Callan’s national ear and eye trainer BrotherDesmond Taboeya said the VHVs will be the frontline volunteers working to assist people with disabilities in their communities.
“Village health volunteers are in the communities and on the track – they are the ones to identify, detect and make referrals,” Desmond said.
“The early approach will give people with disabilities a chance to receive services so they can exercise their potential and contribute meaningfully to society like any other person.”
He said the training was essential for the VHVs who will lead assessments in the region, including for children at local schools.
“The remote nature and difficult terrain along the Kokoda Track present significant challenges for communities to access disability support services,” Br Desmond said.
“There is an opportunity for VHVs to connect teachers and health workers with improved disability support services through the Kokoda Initiative and its extensive network in schools, health centres, and villages.”
The training followed a disability survey conducted across the Kokoda Track last year, which provided information on the prevalence of disabilities and disability issues in regional communities.
Br Desmond said the survey identified gaps in disability support services which present significant challenges for communities and persons with disabilities.
The Kokoda Initiative Partnership supports more than 80 VHVs who work to improve health services and the wellbeing of people and communities in the Kokoda Track region.
The disability assessment training will be used to assess the potential for comprehensive training for health workers.

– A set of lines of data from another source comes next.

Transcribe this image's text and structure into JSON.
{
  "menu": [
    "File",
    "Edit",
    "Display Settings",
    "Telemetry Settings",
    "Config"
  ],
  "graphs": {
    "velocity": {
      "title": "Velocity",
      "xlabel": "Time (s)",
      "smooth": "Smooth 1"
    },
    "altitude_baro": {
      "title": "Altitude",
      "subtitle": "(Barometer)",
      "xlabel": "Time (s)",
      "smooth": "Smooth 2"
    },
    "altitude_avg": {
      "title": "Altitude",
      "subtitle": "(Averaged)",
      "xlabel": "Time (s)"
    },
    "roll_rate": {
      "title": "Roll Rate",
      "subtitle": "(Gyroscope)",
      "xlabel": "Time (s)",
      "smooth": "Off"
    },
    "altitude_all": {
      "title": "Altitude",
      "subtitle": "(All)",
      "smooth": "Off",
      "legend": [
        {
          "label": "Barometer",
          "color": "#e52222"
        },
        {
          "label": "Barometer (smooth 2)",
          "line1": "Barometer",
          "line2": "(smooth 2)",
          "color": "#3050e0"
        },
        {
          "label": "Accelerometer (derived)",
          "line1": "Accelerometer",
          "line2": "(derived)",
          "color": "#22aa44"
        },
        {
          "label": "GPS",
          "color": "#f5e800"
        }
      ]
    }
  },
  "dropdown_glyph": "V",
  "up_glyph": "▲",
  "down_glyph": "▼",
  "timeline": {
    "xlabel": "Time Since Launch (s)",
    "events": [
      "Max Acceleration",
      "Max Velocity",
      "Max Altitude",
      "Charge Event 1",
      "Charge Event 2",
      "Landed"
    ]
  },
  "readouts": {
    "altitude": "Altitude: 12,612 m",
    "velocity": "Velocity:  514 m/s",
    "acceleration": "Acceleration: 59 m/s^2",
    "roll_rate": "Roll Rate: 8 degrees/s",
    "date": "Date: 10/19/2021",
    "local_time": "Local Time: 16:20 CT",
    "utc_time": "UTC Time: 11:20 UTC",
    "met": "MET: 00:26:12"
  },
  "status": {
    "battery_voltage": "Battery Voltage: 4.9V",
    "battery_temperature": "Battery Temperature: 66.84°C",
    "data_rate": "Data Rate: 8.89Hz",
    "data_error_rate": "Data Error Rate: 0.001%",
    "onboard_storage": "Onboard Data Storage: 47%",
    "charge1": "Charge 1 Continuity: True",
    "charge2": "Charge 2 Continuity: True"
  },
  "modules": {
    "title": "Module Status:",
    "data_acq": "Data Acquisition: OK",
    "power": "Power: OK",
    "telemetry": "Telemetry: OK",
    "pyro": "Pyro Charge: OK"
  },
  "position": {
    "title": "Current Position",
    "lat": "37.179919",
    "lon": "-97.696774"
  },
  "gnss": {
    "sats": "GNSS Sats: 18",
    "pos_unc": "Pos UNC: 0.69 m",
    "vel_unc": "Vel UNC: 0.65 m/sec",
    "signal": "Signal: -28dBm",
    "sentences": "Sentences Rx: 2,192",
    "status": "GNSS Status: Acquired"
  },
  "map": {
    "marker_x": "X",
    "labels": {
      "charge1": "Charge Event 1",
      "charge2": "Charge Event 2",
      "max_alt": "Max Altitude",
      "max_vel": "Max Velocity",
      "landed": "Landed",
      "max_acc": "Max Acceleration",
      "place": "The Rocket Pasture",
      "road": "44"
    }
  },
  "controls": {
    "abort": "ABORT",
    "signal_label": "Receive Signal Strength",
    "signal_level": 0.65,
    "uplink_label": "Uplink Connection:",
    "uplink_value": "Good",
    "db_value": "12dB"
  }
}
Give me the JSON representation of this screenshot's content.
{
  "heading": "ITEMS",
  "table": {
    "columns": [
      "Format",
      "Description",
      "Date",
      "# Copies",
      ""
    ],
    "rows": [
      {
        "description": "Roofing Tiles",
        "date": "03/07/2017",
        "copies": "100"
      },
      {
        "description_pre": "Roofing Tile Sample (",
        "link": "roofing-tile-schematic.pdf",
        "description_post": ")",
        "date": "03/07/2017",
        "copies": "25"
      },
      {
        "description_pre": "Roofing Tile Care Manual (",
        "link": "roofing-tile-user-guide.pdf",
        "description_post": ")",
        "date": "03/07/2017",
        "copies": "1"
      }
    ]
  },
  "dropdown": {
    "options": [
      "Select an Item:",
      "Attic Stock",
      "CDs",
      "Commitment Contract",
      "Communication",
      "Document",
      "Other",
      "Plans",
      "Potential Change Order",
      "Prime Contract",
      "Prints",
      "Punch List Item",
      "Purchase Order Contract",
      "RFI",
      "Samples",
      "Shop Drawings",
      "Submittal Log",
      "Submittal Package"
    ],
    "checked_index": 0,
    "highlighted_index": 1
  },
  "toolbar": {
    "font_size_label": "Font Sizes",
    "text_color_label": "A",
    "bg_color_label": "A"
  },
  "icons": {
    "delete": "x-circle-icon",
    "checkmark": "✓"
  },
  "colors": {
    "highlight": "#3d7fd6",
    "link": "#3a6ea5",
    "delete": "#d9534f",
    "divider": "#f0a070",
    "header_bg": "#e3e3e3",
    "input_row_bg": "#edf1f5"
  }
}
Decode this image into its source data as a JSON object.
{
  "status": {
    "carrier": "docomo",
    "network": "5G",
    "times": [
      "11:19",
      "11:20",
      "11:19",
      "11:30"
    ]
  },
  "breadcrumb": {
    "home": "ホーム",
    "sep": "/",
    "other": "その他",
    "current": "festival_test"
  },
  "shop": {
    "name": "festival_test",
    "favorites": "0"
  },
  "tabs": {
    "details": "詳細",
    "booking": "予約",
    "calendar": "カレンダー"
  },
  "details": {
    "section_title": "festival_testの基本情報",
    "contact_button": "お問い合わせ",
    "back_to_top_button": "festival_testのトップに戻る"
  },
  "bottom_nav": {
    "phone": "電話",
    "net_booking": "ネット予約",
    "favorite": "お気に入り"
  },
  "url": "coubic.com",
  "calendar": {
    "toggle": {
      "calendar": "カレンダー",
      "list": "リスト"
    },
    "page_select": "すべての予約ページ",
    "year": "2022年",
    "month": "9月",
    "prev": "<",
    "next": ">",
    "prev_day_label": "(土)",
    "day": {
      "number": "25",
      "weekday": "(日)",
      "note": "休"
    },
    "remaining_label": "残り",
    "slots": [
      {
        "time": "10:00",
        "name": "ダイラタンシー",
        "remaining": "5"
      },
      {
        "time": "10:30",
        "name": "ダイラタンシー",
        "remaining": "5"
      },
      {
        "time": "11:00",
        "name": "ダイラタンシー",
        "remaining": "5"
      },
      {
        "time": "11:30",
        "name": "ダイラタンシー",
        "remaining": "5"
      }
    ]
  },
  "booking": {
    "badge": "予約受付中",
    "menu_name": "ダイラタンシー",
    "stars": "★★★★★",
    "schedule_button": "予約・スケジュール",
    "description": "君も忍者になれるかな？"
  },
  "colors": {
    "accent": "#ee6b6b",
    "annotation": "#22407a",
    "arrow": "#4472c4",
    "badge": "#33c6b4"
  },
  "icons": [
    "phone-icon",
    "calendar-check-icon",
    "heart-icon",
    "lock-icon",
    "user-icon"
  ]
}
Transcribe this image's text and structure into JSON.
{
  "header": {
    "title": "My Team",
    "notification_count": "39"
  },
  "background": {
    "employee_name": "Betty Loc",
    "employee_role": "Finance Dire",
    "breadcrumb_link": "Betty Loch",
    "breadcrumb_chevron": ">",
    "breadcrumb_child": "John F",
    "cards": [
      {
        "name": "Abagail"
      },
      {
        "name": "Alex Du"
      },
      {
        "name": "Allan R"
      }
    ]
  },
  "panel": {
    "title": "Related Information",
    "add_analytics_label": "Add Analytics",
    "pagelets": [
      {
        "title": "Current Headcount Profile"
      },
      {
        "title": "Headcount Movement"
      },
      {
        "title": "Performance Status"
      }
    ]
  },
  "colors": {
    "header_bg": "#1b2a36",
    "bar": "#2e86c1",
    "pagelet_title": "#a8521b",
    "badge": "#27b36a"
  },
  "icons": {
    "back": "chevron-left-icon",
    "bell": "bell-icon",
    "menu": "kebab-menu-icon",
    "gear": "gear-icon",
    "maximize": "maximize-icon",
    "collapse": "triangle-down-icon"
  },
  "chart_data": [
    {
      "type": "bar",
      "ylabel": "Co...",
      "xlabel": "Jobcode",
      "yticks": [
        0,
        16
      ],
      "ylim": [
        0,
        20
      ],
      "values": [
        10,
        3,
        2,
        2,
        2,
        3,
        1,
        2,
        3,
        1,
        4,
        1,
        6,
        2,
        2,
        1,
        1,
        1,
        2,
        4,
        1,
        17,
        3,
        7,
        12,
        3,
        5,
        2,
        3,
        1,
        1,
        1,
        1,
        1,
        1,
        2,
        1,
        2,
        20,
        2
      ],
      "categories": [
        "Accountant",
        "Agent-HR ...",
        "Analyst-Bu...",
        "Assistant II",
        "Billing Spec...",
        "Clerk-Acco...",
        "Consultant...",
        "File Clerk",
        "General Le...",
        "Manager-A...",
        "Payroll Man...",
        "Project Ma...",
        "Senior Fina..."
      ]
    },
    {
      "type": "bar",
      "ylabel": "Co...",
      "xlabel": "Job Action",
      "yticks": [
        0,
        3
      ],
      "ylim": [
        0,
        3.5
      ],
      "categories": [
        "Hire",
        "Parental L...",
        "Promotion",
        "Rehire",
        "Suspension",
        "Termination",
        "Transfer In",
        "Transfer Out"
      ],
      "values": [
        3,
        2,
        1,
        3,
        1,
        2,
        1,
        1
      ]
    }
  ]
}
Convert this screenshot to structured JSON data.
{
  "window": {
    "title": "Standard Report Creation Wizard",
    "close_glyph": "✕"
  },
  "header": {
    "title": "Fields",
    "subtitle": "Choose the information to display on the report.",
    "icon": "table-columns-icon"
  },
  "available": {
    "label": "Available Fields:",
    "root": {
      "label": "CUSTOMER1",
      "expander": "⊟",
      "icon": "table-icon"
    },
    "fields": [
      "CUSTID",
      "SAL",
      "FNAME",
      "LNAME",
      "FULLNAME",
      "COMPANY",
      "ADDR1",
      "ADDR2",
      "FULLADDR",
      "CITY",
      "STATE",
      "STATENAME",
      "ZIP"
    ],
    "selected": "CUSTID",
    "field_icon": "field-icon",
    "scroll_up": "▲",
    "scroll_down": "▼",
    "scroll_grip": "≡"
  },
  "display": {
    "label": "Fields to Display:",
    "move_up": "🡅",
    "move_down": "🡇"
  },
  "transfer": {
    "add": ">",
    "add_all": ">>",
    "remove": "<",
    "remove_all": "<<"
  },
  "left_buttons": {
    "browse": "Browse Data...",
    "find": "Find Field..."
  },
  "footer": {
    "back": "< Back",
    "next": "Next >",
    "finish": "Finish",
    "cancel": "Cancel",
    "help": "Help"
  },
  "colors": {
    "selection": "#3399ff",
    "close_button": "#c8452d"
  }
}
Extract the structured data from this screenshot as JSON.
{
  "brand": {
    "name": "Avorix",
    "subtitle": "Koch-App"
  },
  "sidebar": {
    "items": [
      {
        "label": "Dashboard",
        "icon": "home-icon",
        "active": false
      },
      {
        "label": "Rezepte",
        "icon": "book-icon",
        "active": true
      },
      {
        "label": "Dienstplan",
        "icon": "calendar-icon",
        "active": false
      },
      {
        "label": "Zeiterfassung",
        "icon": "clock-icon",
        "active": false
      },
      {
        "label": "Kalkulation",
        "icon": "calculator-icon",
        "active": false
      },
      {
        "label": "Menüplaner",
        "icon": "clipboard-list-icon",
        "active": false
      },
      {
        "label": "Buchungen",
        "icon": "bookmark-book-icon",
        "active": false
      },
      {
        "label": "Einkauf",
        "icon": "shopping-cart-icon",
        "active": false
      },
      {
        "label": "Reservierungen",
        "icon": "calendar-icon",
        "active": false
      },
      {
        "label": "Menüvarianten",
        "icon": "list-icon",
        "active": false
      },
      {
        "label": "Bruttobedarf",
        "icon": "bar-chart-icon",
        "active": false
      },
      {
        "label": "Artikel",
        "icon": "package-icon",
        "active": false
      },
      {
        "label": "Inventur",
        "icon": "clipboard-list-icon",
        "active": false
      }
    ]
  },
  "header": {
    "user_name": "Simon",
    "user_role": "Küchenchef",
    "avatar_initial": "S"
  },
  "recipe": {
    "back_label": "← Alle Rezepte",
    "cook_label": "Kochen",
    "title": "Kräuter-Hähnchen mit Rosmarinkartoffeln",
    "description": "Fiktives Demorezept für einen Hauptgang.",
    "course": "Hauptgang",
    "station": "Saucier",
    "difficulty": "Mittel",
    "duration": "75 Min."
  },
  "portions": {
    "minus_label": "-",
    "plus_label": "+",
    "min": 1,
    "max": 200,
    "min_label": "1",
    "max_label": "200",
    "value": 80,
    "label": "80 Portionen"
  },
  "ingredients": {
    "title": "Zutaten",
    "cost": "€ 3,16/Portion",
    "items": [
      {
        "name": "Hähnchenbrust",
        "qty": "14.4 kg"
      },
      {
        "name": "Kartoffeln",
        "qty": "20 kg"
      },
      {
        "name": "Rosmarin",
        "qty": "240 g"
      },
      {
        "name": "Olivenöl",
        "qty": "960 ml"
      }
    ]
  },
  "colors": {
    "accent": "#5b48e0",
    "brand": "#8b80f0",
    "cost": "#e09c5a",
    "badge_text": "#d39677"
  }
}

Callan Services works with the Kokoda Initiative through its maternal and child health patrols to do disability assessment services across the 90 Track villages, screening, and testing across 60 schools and 14 health facilities which are supported by the Kokoda Initiative, connecting health workers, teachers, and village health volunteers with improved disability services.